1. Not finding help here? Sign up for a free 30min tutor trial with Chegg Tutors
    Dismiss Notice
Dismiss Notice
Join Physics Forums Today!
The friendliest, high quality science and math community on the planet! Everyone who loves science is here!

Generate the Fourier transform of the function

  1. Apr 14, 2016 #1
    1. The problem statement, all variables and given/known data
    a(x)=f-Nd(x) + f-(N-1)d(x) +...+ f(N-1)d(x) + fNd


    2. Relevant equations
    fd(x) = (1/a for |x-d| < a and 0 otherwise)
    Fourier transform of function g(x) is g~(p) = 1/root(2pi) ∫ dx e-ipx g(x)



    3. The attempt at a solution

    I have found the general Fourier transform for the function fd(x) and got:
    f~(p) = root(2/pi) e-ipd sin(pa)/pa

    I then tried to use the linearity of Fourier transform and added the solutions for f(x) but subbed in the various N, N-1 etc but got muddled up and a little confused.

    Is this the right thing to be doing? Is this going to come out as a nice clean answer?

    Thanks in advance.
     
  2. jcsd
  3. Apr 14, 2016 #2

    jbunniii

    User Avatar
    Science Advisor
    Homework Helper
    Gold Member
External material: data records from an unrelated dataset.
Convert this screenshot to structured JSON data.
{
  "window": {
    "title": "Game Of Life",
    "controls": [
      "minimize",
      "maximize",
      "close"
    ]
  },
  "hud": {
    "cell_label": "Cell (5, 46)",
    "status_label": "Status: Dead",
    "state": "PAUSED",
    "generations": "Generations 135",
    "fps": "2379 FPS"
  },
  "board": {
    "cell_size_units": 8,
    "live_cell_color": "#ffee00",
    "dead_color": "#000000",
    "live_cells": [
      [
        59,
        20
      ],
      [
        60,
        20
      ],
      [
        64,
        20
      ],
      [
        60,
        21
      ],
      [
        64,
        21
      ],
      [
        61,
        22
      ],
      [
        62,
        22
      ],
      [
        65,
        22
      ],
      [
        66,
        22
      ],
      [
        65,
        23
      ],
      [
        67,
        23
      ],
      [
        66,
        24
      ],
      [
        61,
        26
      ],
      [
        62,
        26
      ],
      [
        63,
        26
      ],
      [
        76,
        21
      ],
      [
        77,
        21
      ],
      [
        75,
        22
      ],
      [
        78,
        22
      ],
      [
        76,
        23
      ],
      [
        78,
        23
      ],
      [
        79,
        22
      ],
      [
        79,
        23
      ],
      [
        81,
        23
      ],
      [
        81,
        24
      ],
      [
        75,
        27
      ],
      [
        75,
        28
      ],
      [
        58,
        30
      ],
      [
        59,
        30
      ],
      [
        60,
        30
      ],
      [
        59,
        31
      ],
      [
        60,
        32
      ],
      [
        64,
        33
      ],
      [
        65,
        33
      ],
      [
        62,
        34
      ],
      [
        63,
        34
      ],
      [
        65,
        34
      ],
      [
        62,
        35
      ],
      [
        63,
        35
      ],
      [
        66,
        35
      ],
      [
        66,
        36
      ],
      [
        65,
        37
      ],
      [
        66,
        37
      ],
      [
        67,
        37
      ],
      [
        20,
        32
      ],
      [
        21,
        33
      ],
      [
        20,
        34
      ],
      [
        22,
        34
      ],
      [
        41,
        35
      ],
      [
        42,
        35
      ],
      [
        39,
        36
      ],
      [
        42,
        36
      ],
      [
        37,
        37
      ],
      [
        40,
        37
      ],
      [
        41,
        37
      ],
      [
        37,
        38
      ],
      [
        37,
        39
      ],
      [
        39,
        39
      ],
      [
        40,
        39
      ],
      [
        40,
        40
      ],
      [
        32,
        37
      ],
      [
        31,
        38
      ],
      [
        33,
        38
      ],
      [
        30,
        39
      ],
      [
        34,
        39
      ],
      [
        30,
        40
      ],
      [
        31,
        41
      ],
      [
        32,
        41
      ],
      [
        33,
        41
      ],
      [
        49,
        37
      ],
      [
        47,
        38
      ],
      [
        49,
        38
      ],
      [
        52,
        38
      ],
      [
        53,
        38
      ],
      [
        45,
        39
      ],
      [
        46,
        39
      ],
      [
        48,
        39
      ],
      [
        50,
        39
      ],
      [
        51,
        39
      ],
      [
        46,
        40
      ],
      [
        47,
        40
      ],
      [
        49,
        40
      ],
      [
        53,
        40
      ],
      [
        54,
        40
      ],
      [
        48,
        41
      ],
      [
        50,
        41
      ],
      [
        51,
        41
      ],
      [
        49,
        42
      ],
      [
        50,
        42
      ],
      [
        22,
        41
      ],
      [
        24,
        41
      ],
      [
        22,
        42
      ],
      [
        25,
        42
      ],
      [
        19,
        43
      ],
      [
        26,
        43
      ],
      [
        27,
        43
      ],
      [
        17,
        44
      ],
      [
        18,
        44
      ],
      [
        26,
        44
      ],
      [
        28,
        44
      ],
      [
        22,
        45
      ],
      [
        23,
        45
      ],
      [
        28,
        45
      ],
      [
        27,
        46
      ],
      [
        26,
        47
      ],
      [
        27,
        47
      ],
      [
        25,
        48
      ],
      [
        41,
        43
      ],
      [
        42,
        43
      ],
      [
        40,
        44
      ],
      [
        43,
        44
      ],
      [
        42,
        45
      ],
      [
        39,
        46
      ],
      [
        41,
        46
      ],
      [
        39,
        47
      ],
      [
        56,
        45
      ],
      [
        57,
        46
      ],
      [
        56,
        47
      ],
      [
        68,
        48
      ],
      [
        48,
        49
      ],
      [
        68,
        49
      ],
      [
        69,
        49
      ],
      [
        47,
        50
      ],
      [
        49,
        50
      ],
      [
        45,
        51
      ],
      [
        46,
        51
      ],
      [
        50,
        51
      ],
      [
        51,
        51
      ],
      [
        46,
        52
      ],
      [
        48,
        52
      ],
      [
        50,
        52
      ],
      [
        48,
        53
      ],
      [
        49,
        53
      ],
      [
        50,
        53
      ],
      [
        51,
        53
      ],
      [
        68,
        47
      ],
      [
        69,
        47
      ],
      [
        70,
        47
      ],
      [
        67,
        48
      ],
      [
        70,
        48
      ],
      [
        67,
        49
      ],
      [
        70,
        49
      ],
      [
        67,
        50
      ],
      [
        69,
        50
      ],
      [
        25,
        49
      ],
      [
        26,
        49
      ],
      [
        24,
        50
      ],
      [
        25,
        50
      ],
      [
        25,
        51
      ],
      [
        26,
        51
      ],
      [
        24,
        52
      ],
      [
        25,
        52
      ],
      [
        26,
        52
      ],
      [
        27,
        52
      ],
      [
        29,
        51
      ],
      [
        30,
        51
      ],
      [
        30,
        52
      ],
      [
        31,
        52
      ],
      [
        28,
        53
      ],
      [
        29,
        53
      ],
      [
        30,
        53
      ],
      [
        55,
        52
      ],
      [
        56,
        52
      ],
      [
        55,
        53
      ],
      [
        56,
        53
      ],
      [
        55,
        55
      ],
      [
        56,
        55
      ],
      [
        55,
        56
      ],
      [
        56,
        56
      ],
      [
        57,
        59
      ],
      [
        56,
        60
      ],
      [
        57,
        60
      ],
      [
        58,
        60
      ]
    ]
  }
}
    It looks OK so far. You have an expression for the Fourier transform of ##f_d##:
    $$\hat{f_d}(p) = \sqrt{\frac{2}{\pi}} e^{-ipd} \frac{\sin(pa)}{pa}$$
    You need an expression for the Fourier transform of ##f_{kd}## where ##k## is an arbitrary integer. This will obviously be
    $$\hat{f_{kd}}(p) = \sqrt{\frac{2}{\pi}} e^{-ipkd} \frac{\sin(pa)}{pa}$$
    Now apply linearity. You want the Fourier transform of
    $$\sum_{k=-N}^{N}f_{kd}(x)$$
    which is
    $$\sum_{k=-N}^{N}\hat{f_{kd}}(p) = \sum_{k=-N}^{N} \sqrt{\frac{2}{\pi}} e^{-ipkd} \frac{\sin(pa)}{pa}$$
    Can you see how to simplify this?
     
  4. Apr 14, 2016 #3
    I don't think it's the way I'm supposed to do it as my lecturer gave a formula as a hint:
    1/(x2 + 1/x(N-1) + 1 .... + xN + x(N-1) = (x-(N+1/2) - x(N+1/2)) / (x-1/2 - x1/2)
    But I can't see how to manipulate the summation into this as there's the extra part in the exponent?
    However I had an idea; as the terms go from -N to N, there will always be a term with the negative of that exponent added to it, so can I use e-ix + eix = 2cos(x) and then add 1 due to the term when k=0?
     
  5. Apr 14, 2016 #4
    Realised this wouldn't solve the issue of the summation, just a slightly prettier equations :(
     
  6. Apr 14, 2016 #5
    I've figured it out! Thanks for all your help, much appreciated!
     
  7. Apr 14, 2016 #6

    jbunniii

    User Avatar
    Science Advisor
    Homework Helper
    Gold Member

    I think the formula your lecturer meant is
    $$z^{-N} + z^{-(N-1)} + z^{-(N-2)} + \cdots + z^{-1} + 1 + z + \cdots + z^{N-1} + z^{N} = \frac{z^{-(N+1/2)} - z^{N + 1/2}} {z^{-1/2}-z^{1/2}}$$
    This can be derived as follows. We can write the left hand side more compactly as
    $$\sum_{k=-N}^{N}z^{k}$$
    Now introduce the change of variable ##m = k + N## to rewrite the sum as
    $$\begin{aligned}
    \sum_{m=0}^{2N}z^{m-N} &= z^{-N}\sum_{m=0}^{2N}z^m \\
    \end{aligned}$$
    Do you see what to do next?

    Then, assuming you have established the formula
    $$\sum_{k=-N}^{N}z^{k} = \frac{z^{-(N+1/2)} - z^{N + 1/2}} {z^{-1/2}-z^{1/2}}$$
    you can apply it to your situation by setting ##z = e^{-ipt}## and simplifying the resulting right hand side.
     
Know someone interested in this topic? Share this thread via Reddit, Google+, Twitter, or Facebook

Have something to add?
Draft saved Draft deleted



Similar Discussions: Generate the Fourier transform of the function
Loading...